▶ _Dataset rows for apps and sites_
---

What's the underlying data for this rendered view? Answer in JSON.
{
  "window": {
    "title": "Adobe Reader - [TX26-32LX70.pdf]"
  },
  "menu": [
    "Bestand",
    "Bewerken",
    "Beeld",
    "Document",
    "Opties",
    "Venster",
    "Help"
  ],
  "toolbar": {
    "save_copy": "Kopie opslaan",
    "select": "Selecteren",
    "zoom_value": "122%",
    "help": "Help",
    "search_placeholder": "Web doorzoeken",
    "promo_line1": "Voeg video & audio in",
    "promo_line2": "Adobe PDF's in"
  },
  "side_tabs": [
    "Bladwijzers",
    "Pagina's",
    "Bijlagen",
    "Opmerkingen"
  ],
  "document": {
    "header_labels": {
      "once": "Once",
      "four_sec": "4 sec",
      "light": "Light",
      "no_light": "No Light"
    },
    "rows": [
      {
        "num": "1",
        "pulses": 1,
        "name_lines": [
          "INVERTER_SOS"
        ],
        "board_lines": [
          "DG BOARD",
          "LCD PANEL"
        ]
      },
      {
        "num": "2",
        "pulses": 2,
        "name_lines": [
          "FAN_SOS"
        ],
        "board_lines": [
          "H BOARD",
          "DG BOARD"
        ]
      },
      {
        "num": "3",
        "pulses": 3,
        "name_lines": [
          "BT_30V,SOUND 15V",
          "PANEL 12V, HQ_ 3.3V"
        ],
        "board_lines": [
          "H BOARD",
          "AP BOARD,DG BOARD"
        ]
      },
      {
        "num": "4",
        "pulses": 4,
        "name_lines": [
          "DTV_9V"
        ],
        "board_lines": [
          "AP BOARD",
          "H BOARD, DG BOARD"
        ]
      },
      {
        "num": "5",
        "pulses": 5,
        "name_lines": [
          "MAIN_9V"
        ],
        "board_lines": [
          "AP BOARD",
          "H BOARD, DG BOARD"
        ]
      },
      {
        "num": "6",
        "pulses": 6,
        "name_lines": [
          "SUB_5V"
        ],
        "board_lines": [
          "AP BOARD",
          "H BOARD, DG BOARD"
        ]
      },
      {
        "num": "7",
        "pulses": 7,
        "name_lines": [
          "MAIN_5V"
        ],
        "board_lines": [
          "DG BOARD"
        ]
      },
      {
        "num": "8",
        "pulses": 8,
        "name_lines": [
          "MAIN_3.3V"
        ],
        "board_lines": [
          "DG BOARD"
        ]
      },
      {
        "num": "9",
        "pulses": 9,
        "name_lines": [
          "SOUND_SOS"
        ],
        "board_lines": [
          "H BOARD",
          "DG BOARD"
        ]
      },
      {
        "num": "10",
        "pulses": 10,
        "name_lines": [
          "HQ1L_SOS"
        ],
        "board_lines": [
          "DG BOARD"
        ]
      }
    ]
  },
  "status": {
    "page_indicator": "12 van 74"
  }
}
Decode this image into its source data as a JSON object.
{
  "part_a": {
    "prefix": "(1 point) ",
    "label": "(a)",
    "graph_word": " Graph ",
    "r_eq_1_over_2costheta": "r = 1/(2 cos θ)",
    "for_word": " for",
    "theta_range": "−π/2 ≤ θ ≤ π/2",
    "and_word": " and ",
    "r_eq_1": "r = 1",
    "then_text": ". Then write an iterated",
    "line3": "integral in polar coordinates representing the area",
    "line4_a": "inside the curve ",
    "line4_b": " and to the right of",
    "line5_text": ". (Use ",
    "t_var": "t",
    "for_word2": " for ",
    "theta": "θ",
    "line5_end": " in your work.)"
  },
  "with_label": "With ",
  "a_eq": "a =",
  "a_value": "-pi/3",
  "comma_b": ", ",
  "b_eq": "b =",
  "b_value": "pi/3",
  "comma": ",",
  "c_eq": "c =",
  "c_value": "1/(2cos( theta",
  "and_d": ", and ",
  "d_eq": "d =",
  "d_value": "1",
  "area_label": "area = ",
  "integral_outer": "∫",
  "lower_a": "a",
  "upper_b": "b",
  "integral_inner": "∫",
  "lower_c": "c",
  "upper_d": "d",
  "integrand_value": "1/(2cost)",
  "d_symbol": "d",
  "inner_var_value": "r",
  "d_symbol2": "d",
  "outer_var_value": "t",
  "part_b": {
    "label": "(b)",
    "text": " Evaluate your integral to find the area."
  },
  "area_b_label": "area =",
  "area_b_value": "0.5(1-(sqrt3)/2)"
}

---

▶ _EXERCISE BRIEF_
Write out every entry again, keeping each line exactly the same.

▶ _SOLVED PROBLEM_
What's the underlying data for this rendered view? Answer in JSON.
{
  "window": {
    "title": "Adobe Reader - [TX26-32LX70.pdf]"
  },
  "menu": [
    "Bestand",
    "Bewerken",
    "Beeld",
    "Document",
    "Opties",
    "Venster",
    "Help"
  ],
  "toolbar": {
    "save_copy": "Kopie opslaan",
    "select": "Selecteren",
    "zoom_value": "122%",
    "help": "Help",
    "search_placeholder": "Web doorzoeken",
    "promo_line1": "Voeg video & audio in",
    "promo_line2": "Adobe PDF's in"
  },
  "side_tabs": [
    "Bladwijzers",
    "Pagina's",
    "Bijlagen",
    "Opmerkingen"
  ],
  "document": {
    "header_labels": {
      "once": "Once",
      "four_sec": "4 sec",
      "light": "Light",
      "no_light": "No Light"
    },
    "rows": [
      {
        "num": "1",
        "pulses": 1,
        "name_lines": [
          "INVERTER_SOS"
        ],
        "board_lines": [
          "DG BOARD",
          "LCD PANEL"
        ]
      },
      {
        "num": "2",
        "pulses": 2,
        "name_lines": [
          "FAN_SOS"
        ],
        "board_lines": [
          "H BOARD",
          "DG BOARD"
        ]
      },
      {
        "num": "3",
        "pulses": 3,
        "name_lines": [
          "BT_30V,SOUND 15V",
          "PANEL 12V, HQ_ 3.3V"
        ],
        "board_lines": [
          "H BOARD",
          "AP BOARD,DG BOARD"
        ]
      },
      {
        "num": "4",
        "pulses": 4,
        "name_lines": [
          "DTV_9V"
        ],
        "board_lines": [
          "AP BOARD",
          "H BOARD, DG BOARD"
        ]
      },
      {
        "num": "5",
        "pulses": 5,
        "name_lines": [
          "MAIN_9V"
        ],
        "board_lines": [
          "AP BOARD",
          "H BOARD, DG BOARD"
        ]
      },
      {
        "num": "6",
        "pulses": 6,
        "name_lines": [
          "SUB_5V"
        ],
        "board_lines": [
          "AP BOARD",
          "H BOARD, DG BOARD"
        ]
      },
      {
        "num": "7",
        "pulses": 7,
        "name_lines": [
          "MAIN_5V"
        ],
        "board_lines": [
          "DG BOARD"
        ]
      },
      {
        "num": "8",
        "pulses": 8,
        "name_lines": [
          "MAIN_3.3V"
        ],
        "board_lines": [
          "DG BOARD"
        ]
      },
      {
        "num": "9",
        "pulses": 9,
        "name_lines": [
          "SOUND_SOS"
        ],
        "board_lines": [
          "H BOARD",
          "DG BOARD"
        ]
      },
      {
        "num": "10",
        "pulses": 10,
        "name_lines": [
          "HQ1L_SOS"
        ],
        "board_lines": [
          "DG BOARD"
        ]
      }
    ]
  },
  "status": {
    "page_indicator": "12 van 74"
  }
}
Decode this image into its source data as a JSON object.
{
  "part_a": {
    "prefix": "(1 point) ",
    "label": "(a)",
    "graph_word": " Graph ",
    "r_eq_1_over_2costheta": "r = 1/(2 cos θ)",
    "for_word": " for",
    "theta_range": "−π/2 ≤ θ ≤ π/2",
    "and_word": " and ",
    "r_eq_1": "r = 1",
    "then_text": ". Then write an iterated",
    "line3": "integral in polar coordinates representing the area",
    "line4_a": "inside the curve ",
    "line4_b": " and to the right of",
    "line5_text": ". (Use ",
    "t_var": "t",
    "for_word2": " for ",
    "theta": "θ",
    "line5_end": " in your work.)"
  },
  "with_label": "With ",
  "a_eq": "a =",
  "a_value": "-pi/3",
  "comma_b": ", ",
  "b_eq": "b =",
  "b_value": "pi/3",
  "comma": ",",
  "c_eq": "c =",
  "c_value": "1/(2cos( theta",
  "and_d": ", and ",
  "d_eq": "d =",
  "d_value": "1",
  "area_label": "area = ",
  "integral_outer": "∫",
  "lower_a": "a",
  "upper_b": "b",
  "integral_inner": "∫",
  "lower_c": "c",
  "upper_d": "d",
  "integrand_value": "1/(2cost)",
  "d_symbol": "d",
  "inner_var_value": "r",
  "d_symbol2": "d",
  "outer_var_value": "t",
  "part_b": {
    "label": "(b)",
    "text": " Evaluate your integral to find the area."
  },
  "area_b_label": "area =",
  "area_b_value": "0.5(1-(sqrt3)/2)"
}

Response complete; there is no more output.